Tom Holland is nowadays best known as a historian and translator of Herodotus, but he started his career, back in the 1990s, as a novelist, favouring eerie, rather supernatural historical themes. The Sleeper in the Sands ticks all those boxes with aplomb, as it tells the story of the ambitious archaeologist Howard Carter, who is on the brink of making the most fabulous discovery of his career. As he waits for the arrival of his patron Lord Carnarvon, Carter finds himself brooding on what he can expect to find behind the sealed doorway of this unprecedentedly undisturbed tomb. Great treasures, certainly, but also dark whispers of something else. For strange papers have come into Carter’s possession, warning him of a terrible curse and recording a story that has been lost to the sands for millennia: the tale of the heretic Pharaoh Akh-en-Aten…
I do like a bit of Gothic fiction and Holland’s novel definitely delivers on that score, with a taste for melodramatic horror. As the novel progresses, we find ourselves peeling back the layers of myth and history like the skins of an onion, through a series of interlinked stories that sit within each other like the dolls of a Matryoshka. Switching between third-person and first person, between conventional narrative, memoir and fragments of fable, Holland’s story is inspired by facts and (occasionally left-field) archaeological theories. I know next to nothing about Egyptology, so assumed that the ‘history’ was as much of a jolly made-up romp as the fantasy. However, I was surprised to find how much of the plot had some basis in fact. Not all, though. At least, let’s hope not.
Lacking the funds to launch himself effortlessly on a career as an Egyptologist, young Howard Carter claws his way up from the lowest of the low, as an archaeological draughtsman. He learns to love the art and artefacts of Egypt by copying them in watercolours for the official record; but he itches to do better.
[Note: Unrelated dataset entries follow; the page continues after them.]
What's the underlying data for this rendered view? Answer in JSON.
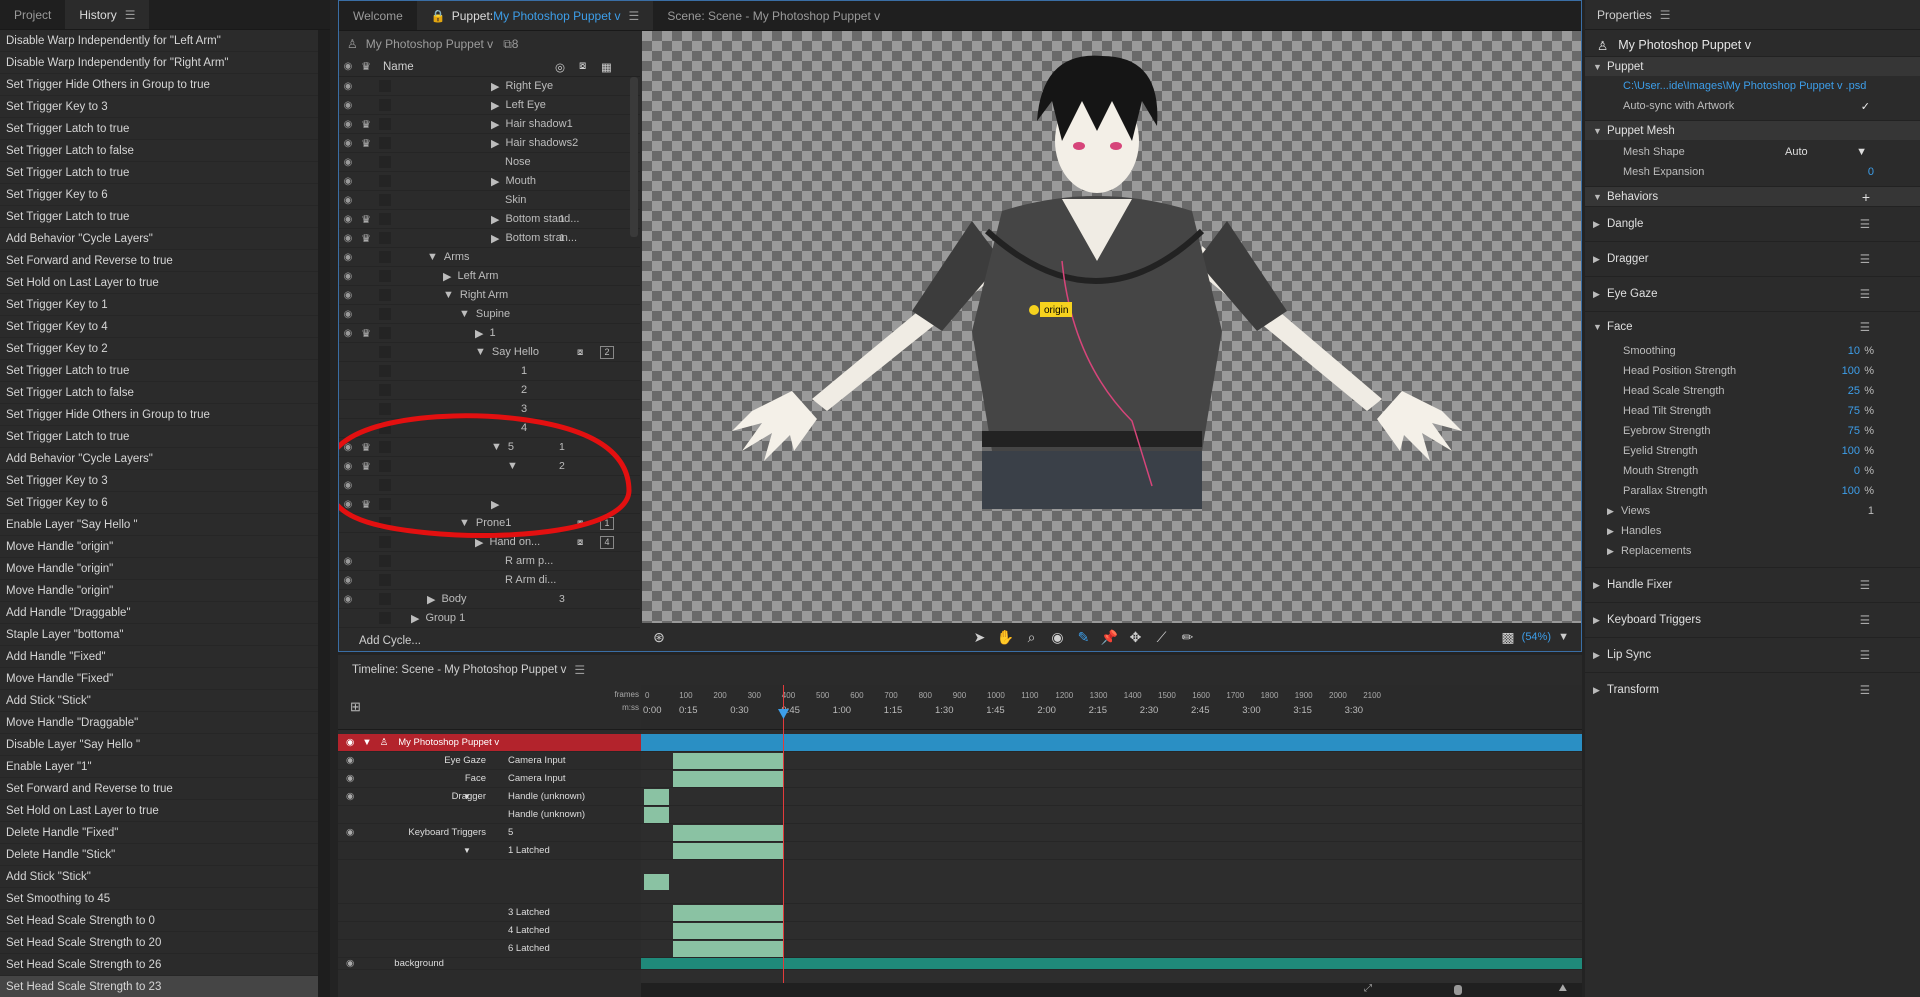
{
  "history": {
    "tabs": [
      "Project",
      "History"
    ],
    "items": [
      "Disable Warp Independently for \"Left Arm\"",
      "Disable Warp Independently for \"Right Arm\"",
      "Set Trigger Hide Others in Group to true",
      "Set Trigger Key to 3",
      "Set Trigger Latch to true",
      "Set Trigger Latch to false",
      "Set Trigger Latch to true",
      "Set Trigger Key to 6",
      "Set Trigger Latch to true",
      "Add Behavior \"Cycle Layers\"",
      "Set Forward and Reverse to true",
      "Set Hold on Last Layer to true",
      "Set Trigger Key to 1",
      "Set Trigger Key to 4",
      "Set Trigger Key to 2",
      "Set Trigger Latch to true",
      "Set Trigger Latch to false",
      "Set Trigger Hide Others in Group to true",
      "Set Trigger Latch to true",
      "Add Behavior \"Cycle Layers\"",
      "Set Trigger Key to 3",
      "Set Trigger Key to 6",
      "Enable Layer \"Say Hello \"",
      "Move Handle \"origin\"",
      "Move Handle \"origin\"",
      "Move Handle \"origin\"",
      "Add Handle \"Draggable\"",
      "Staple Layer \"bottoma\"",
      "Add Handle \"Fixed\"",
      "Move Handle \"Fixed\"",
      "Add Stick \"Stick\"",
      "Move Handle \"Draggable\"",
      "Disable Layer \"Say Hello \"",
      "Enable Layer \"1\"",
      "Set Forward and Reverse to true",
      "Set Hold on Last Layer to true",
      "Delete Handle \"Fixed\"",
      "Delete Handle \"Stick\"",
      "Add Stick \"Stick\"",
      "Set Smoothing to 45",
      "Set Head Scale Strength to 0",
      "Set Head Scale Strength to 20",
      "Set Head Scale Strength to 26",
      "Set Head Scale Strength to 23"
    ]
  },
  "tabs": {
    "welcome": "Welcome",
    "puppet_prefix": "Puppet: ",
    "puppet_name": "My Photoshop Puppet v",
    "scene": "Scene: Scene - My Photoshop Puppet v"
  },
  "tree": {
    "header": "My Photoshop Puppet v",
    "badge": "8",
    "name_col": "Name",
    "rows": [
      {
        "n": "Right Eye",
        "i": 6,
        "c": false,
        "num": ""
      },
      {
        "n": "Left Eye",
        "i": 6,
        "c": false,
        "num": ""
      },
      {
        "n": "Hair shadow1",
        "i": 6,
        "c": true,
        "num": ""
      },
      {
        "n": "Hair shadows2",
        "i": 6,
        "c": true,
        "num": ""
      },
      {
        "n": "Nose",
        "i": 6,
        "c": false,
        "num": "",
        "nt": true
      },
      {
        "n": "Mouth",
        "i": 6,
        "c": false,
        "num": ""
      },
      {
        "n": "Skin",
        "i": 6,
        "c": false,
        "num": "",
        "nt": true
      },
      {
        "n": "Bottom stand...",
        "i": 6,
        "c": true,
        "num": "1"
      },
      {
        "n": "Bottom stran...",
        "i": 6,
        "c": true,
        "num": "1"
      },
      {
        "n": "Arms",
        "i": 2,
        "c": false,
        "num": "",
        "open": true
      },
      {
        "n": "Left Arm",
        "i": 3,
        "c": false,
        "num": ""
      },
      {
        "n": "Right Arm",
        "i": 3,
        "c": false,
        "num": "",
        "open": true
      },
      {
        "n": "Supine",
        "i": 4,
        "c": false,
        "num": "",
        "open": true
      },
      {
        "n": "1",
        "i": 5,
        "c": true,
        "num": ""
      },
      {
        "n": "Say Hello",
        "i": 5,
        "c": false,
        "num": "",
        "open": true,
        "b2": "2",
        "noeye": true
      },
      {
        "n": "1",
        "i": 7,
        "c": false,
        "num": "",
        "nt": true,
        "noeye": true
      },
      {
        "n": "2",
        "i": 7,
        "c": false,
        "num": "",
        "nt": true,
        "noeye": true
      },
      {
        "n": "3",
        "i": 7,
        "c": false,
        "num": "",
        "nt": true,
        "noeye": true
      },
      {
        "n": "4",
        "i": 7,
        "c": false,
        "num": "",
        "nt": true,
        "noeye": true
      },
      {
        "n": "5",
        "i": 6,
        "c": true,
        "num": "1",
        "open": true
      },
      {
        "n": "",
        "i": 7,
        "c": true,
        "num": "2",
        "open": true
      },
      {
        "n": "",
        "i": 2,
        "c": false,
        "num": "",
        "nt": true
      },
      {
        "n": "",
        "i": 6,
        "c": true,
        "num": ""
      },
      {
        "n": "Prone1",
        "i": 4,
        "c": false,
        "num": "",
        "open": true,
        "b2": "1",
        "noeye": true
      },
      {
        "n": "Hand on...",
        "i": 5,
        "c": false,
        "num": "",
        "b2": "4",
        "noeye": true
      },
      {
        "n": "R arm p...",
        "i": 6,
        "c": false,
        "num": "",
        "nt": true
      },
      {
        "n": "R Arm di...",
        "i": 6,
        "c": false,
        "num": "",
        "nt": true
      },
      {
        "n": "Body",
        "i": 2,
        "c": false,
        "num": "3"
      },
      {
        "n": "Group 1",
        "i": 1,
        "c": false,
        "num": "",
        "noeye": true
      }
    ],
    "add_cycle": "Add Cycle..."
  },
  "canvas": {
    "handle_label": "origin",
    "zoom": "(54%)"
  },
  "timeline": {
    "title": "Timeline: Scene - My Photoshop Puppet v",
    "frames_label": "frames",
    "mss_label": "m:ss",
    "frame_ticks": [
      "0",
      "100",
      "200",
      "300",
      "400",
      "500",
      "600",
      "700",
      "800",
      "900",
      "1000",
      "1100",
      "1200",
      "1300",
      "1400",
      "1500",
      "1600",
      "1700",
      "1800",
      "1900",
      "2000",
      "2100"
    ],
    "time_ticks": [
      "0:00",
      "0:15",
      "0:30",
      "0:45",
      "1:00",
      "1:15",
      "1:30",
      "1:45",
      "2:00",
      "2:15",
      "2:30",
      "2:45",
      "3:00",
      "3:15",
      "3:30"
    ],
    "puppet_row": "My Photoshop Puppet v",
    "rows": [
      {
        "label": "Eye Gaze",
        "val": "Camera Input"
      },
      {
        "label": "Face",
        "val": "Camera Input"
      },
      {
        "label": "Dragger",
        "val": "Handle (unknown)"
      },
      {
        "label": "",
        "val": "Handle (unknown)"
      },
      {
        "label": "Keyboard Triggers",
        "val": "5"
      },
      {
        "label": "",
        "val": "1 Latched"
      },
      {
        "label": "",
        "val": ""
      },
      {
        "label": "",
        "val": "3 Latched"
      },
      {
        "label": "",
        "val": "4 Latched"
      },
      {
        "label": "",
        "val": "6 Latched"
      }
    ],
    "background_row": "background"
  },
  "props": {
    "header": "Properties",
    "title": "My Photoshop Puppet v",
    "puppet_section": "Puppet",
    "file_path": "C:\\User...ide\\Images\\My Photoshop Puppet v .psd",
    "autosync": "Auto-sync with Artwork",
    "autosync_check": "✓",
    "mesh_section": "Puppet Mesh",
    "mesh_shape_label": "Mesh Shape",
    "mesh_shape": "Auto",
    "mesh_exp_label": "Mesh Expansion",
    "mesh_exp": "0",
    "behaviors_section": "Behaviors",
    "behaviors": [
      "Dangle",
      "Dragger",
      "Eye Gaze"
    ],
    "face": "Face",
    "face_params": [
      {
        "l": "Smoothing",
        "v": "10"
      },
      {
        "l": "Head Position Strength",
        "v": "100"
      },
      {
        "l": "Head Scale Strength",
        "v": "25"
      },
      {
        "l": "Head Tilt Strength",
        "v": "75"
      },
      {
        "l": "Eyebrow Strength",
        "v": "75"
      },
      {
        "l": "Eyelid Strength",
        "v": "100"
      },
      {
        "l": "Mouth Strength",
        "v": "0"
      },
      {
        "l": "Parallax Strength",
        "v": "100"
      }
    ],
    "pct": "%",
    "views": "Views",
    "views_val": "1",
    "handles": "Handles",
    "replacements": "Replacements",
    "behaviors2": [
      "Handle Fixer",
      "Keyboard Triggers",
      "Lip Sync",
      "Transform"
    ]
  },
  "colors": {
    "accent": "#3d9ee9",
    "puppet_row": "#b3232c",
    "bar": "#8ac2a3",
    "track": "#2a8fc4",
    "annotation": "#e31010"
  }
}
When the chance arises to work with the celebrated but irascible archaeologist Flinders Petrie, Carter can hardly believe his luck. Petrie is excavating somewhere new: not in the hotspots of the Valley of the Kings, but in a large desert-plain some distance down the Nile. Here he is uncovering something which has rewritten the understanding of Egyptian history: proof that one of the Pharaohs moved the entire Egyptian court away from the great temples at Luxor and out into the wilderness, where he turned his back on the traditional Egyptian pantheon and devoted his worship to one God alone: the sun. The Pharaoh’s name? Akh-en-Aten: a man who attempted something so cataclysmic, so unprecedented, so dangerous, that his new city was destroyed by his successors and buried beneath the sands; his family’s names and faces gouged out of sculptures and tomb frescoes; his entire line extinguished as if it had never existed.
As he develops his own skills, Carter remains intoxicated by the tale of Akh-en-Aten and his family – and increasingly puzzled by its mysteries. As he works on his own sites in the Valley of the Kings, he notices strange amulets being left in newly-opened tombs: scenes of two figures crouching beneath a sun. What do these mean? Why do similar scenes arise in medieval Arab graffiti on the rocks around the Valley, and on rings that his workers dig up from the sands? Soon his quest for knowledge will lead him deep into the labyrinthine streets of Cairo, where he realises that he isn’t the only one interested in the legacies of Akh-en-Aten. He has stumbled across an ancient secret of blood, death and immortality: a secret preserved by generations of ancient priests, and which brought an entire line of Pharaohs to their untimely end.
There was a lot to enjoy here, and it’s an unashamedly pulpy romp. Dark, beautiful, mysterious women; blood magic; mysterious figures in dark bazaars; guardians of the desert; it’s all here. Skip a few lines if you want to avoid spoilers: I was amused to see the way that Holland managed to mix up Egyptian curses, aliens and vampires in a way that actually worked fairly well, and I suppose that’s certainly one way of explaining the exaggerated art of the Amarna period. While this is obviously fiction, and its solutions are those of a storyteller rather than an archaeologist, it does a good job of conveying the fragmentary state of knowledge about this distant period. But it also conjures up the magic of Ancient Egypt: the glorious sense of adventure in that 1920s-30s archaeological milieu (shades of The Mummy with Brendan Fraser and Rachel Weisz), and the weird myths and artistic conventions that have left us with such a puzzling and (metaphorically) alien culture to unpick.
I’ve been keen to read more about Egypt for a while, ever since I visited the Neues Museum in Berlin. The famous bust of Nefertiti stunned me, of course, but I was equally moved by the fragmentary portrait busts of her (and Akhenaten’s) daughters, as well as the astonishing tenderness and grace that you see in art of the Amarna period. The Sleeper in the Sands is doubtless one of the more fantastical books I’ll encounter, but it’s certainly whetted my appetite for more. By good fortune, I discovered three second-hand books on Egyptology yesterday, so I’m hoping to fill in some of the many gaps in my own knowledge very soon. In the meantime, has anyone read any good books about Akh-en-Aten (or Akhenaten) that they can recommend? Fact or fiction will do equally well.